Similarly, there’s a troubling part to the preamble to her now famous “nobody got rich on their own” clip. She’s evidently been asked about the budget deficits, and she lists three major causes, tax cuts for the rich, failure to raise taxes to pay for the two Iraq wars, and a Medicare drug plan that was a huge gimmie for Big Pharma. That’s actually not true. Far and away the biggest driver the growth of our Federal debt, bringing it from roughly 23% of GDP to 75% of GDP, was the global financial crisis. The US suffered both a plunge in tax receipts and an increase in spending due primarily to automatic stablizers like food stamps, where spending goes up in bad times (the stimulus package contributed only at the margin).
But there is more worrisome subtext to her brief discussion here. She talks about putting the Iraq wars on a credit card and leaving future generations to pay for them. She seems to have fallen for the balance budget meme, when the proper role of government fiscal policy is to accommodate the actions of the private sector, meaning households and business. Households want to save for retirement and emergencies, and the tacit assumption is business invests household savings.

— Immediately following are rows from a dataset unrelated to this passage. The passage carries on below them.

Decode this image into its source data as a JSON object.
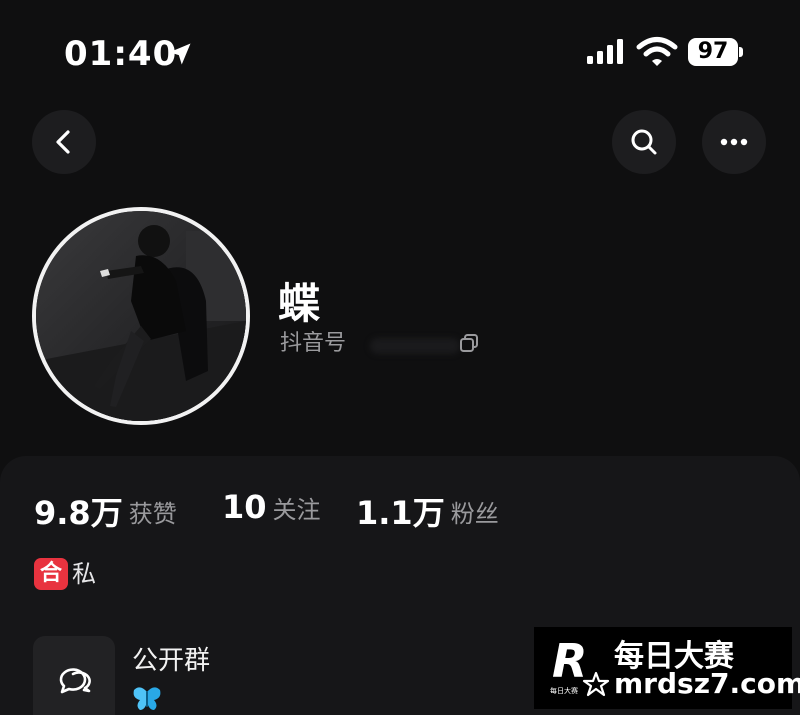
{
  "status_bar": {
    "time": "01:40",
    "battery": "97",
    "location_icon": "location-arrow-icon",
    "signal_icon": "cellular-signal-icon",
    "wifi_icon": "wifi-icon"
  },
  "nav": {
    "back_icon": "chevron-left-icon",
    "search_icon": "search-icon",
    "more_icon": "more-dots-icon"
  },
  "profile": {
    "name": "蝶",
    "id_label": "抖音号",
    "copy_icon": "copy-icon"
  },
  "stats": [
    {
      "value": "9.8万",
      "label": "获赞"
    },
    {
      "value": "10",
      "label": "关注"
    },
    {
      "value": "1.1万",
      "label": "粉丝"
    }
  ],
  "tag": {
    "badge": "合",
    "text": "私",
    "color": "#e8333f"
  },
  "group": {
    "title": "公开群",
    "icon": "chat-bubbles-icon",
    "emoji_icon": "butterfly-icon"
  },
  "watermark": {
    "chinese": "每日大赛",
    "url": "mrdsz7.com",
    "logo_letter": "R",
    "logo_sub": "每日大赛"
  },
  "colors": {
    "background": "#0f0f10",
    "panel": "#161618",
    "muted_text": "#9a9a9d"
  }
}
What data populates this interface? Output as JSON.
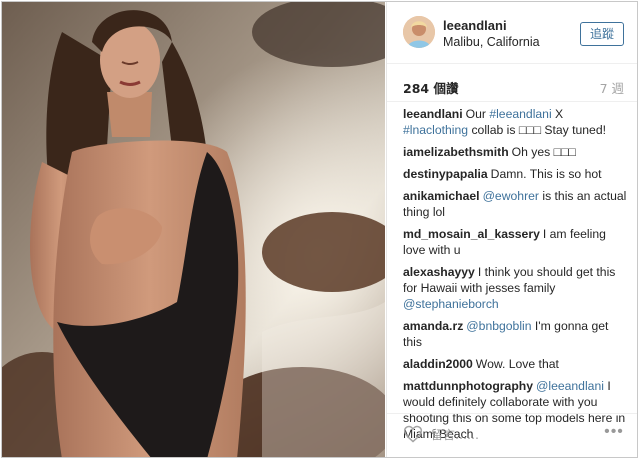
{
  "post": {
    "username": "leeandlani",
    "location": "Malibu, California",
    "follow_label": "追蹤",
    "views": "284 個讚",
    "age": "7 週"
  },
  "comments": [
    {
      "user": "leeandlani",
      "parts": [
        {
          "t": "Our "
        },
        {
          "t": "#leeandlani",
          "link": true
        },
        {
          "t": " X "
        },
        {
          "t": "#lnaclothing",
          "link": true
        },
        {
          "t": " collab is □□□ Stay tuned!"
        }
      ]
    },
    {
      "user": "iamelizabethsmith",
      "parts": [
        {
          "t": "Oh yes □□□"
        }
      ]
    },
    {
      "user": "destinypapalia",
      "parts": [
        {
          "t": "Damn. This is so hot"
        }
      ]
    },
    {
      "user": "anikamichael",
      "parts": [
        {
          "t": "@ewohrer",
          "link": true
        },
        {
          "t": " is this an actual thing lol"
        }
      ]
    },
    {
      "user": "md_mosain_al_kassery",
      "parts": [
        {
          "t": "I am feeling love with u"
        }
      ]
    },
    {
      "user": "alexashayyy",
      "parts": [
        {
          "t": "I think you should get this for Hawaii with jesses family "
        },
        {
          "t": "@stephanieborch",
          "link": true
        }
      ]
    },
    {
      "user": "amanda.rz",
      "parts": [
        {
          "t": "@bnbgoblin",
          "link": true
        },
        {
          "t": " I'm gonna get this"
        }
      ]
    },
    {
      "user": "aladdin2000",
      "parts": [
        {
          "t": "Wow. Love that"
        }
      ]
    },
    {
      "user": "mattdunnphotography",
      "parts": [
        {
          "t": "@leeandlani",
          "link": true
        },
        {
          "t": " I would definitely collaborate with you shooting this on some top models here in Miami Beach"
        }
      ]
    }
  ],
  "actions": {
    "comment_placeholder": "留言……",
    "like_icon": "heart-icon",
    "more_icon": "more-options-icon",
    "more_glyph": "•••"
  },
  "colors": {
    "link": "#3f729b",
    "text": "#262626",
    "muted": "#a5a5a5"
  }
}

But as we’ve discussed in earlier posts, businesses have ceased being proper capitalists and have also been net savers, even during the last expansion, since 2003. Unless a country is running a trade surplus, and the US is not in that category, the government needs to accommodate the desire of the private sector to save by deficit spending. Otherwise wages fall and the economy contracts, and that makes the debt to GDP ratio worse.
Now it is difficult to be certain based on these brief comments, but Warren seemed to regard the debt problem as serious, meaning she’d support Obama’s deficit hawkery, which is not a sound approach right now. Moreover, her “don’t do things like that again” is unrealistic. She’d clearly favor reversing tax breaks for the rich, which would be a good start, but even if you buy here analysis, that’s not a sufficient solution. Her stance on Iran makes it hard to back shrinking the military. And our earlier post tonight citing the work of Tom Ferguson tells us that Congresscritters fall in line with what the leadership wants, and the leadership is bought and paid for by special interest groups. The health care lobby outspends the banks. If she thinks she can dent the influence of Big Pharma on legislation, she is smoking something very strong.
Mind you, if you are in Massachusetts, I am not telling you not to vote for Warren. I am simply warning you that she is not the Great Progressive Hope. She came to a strongly liberal view on a comparatively narrow set of issues, on how banks have looted customers, based on intensive research. She does not have that depth of expertise on many, if any, of the other topics she opines on. She has surrounded herself with mainstream Democratic advisors, the bulk of them with links to Harvard. She may wrap her views in populist rhetoric, but I strongly suspect, ex banking reform and other consumer protections, she’ll be far more centrist than most of her enthusiasts anticipate.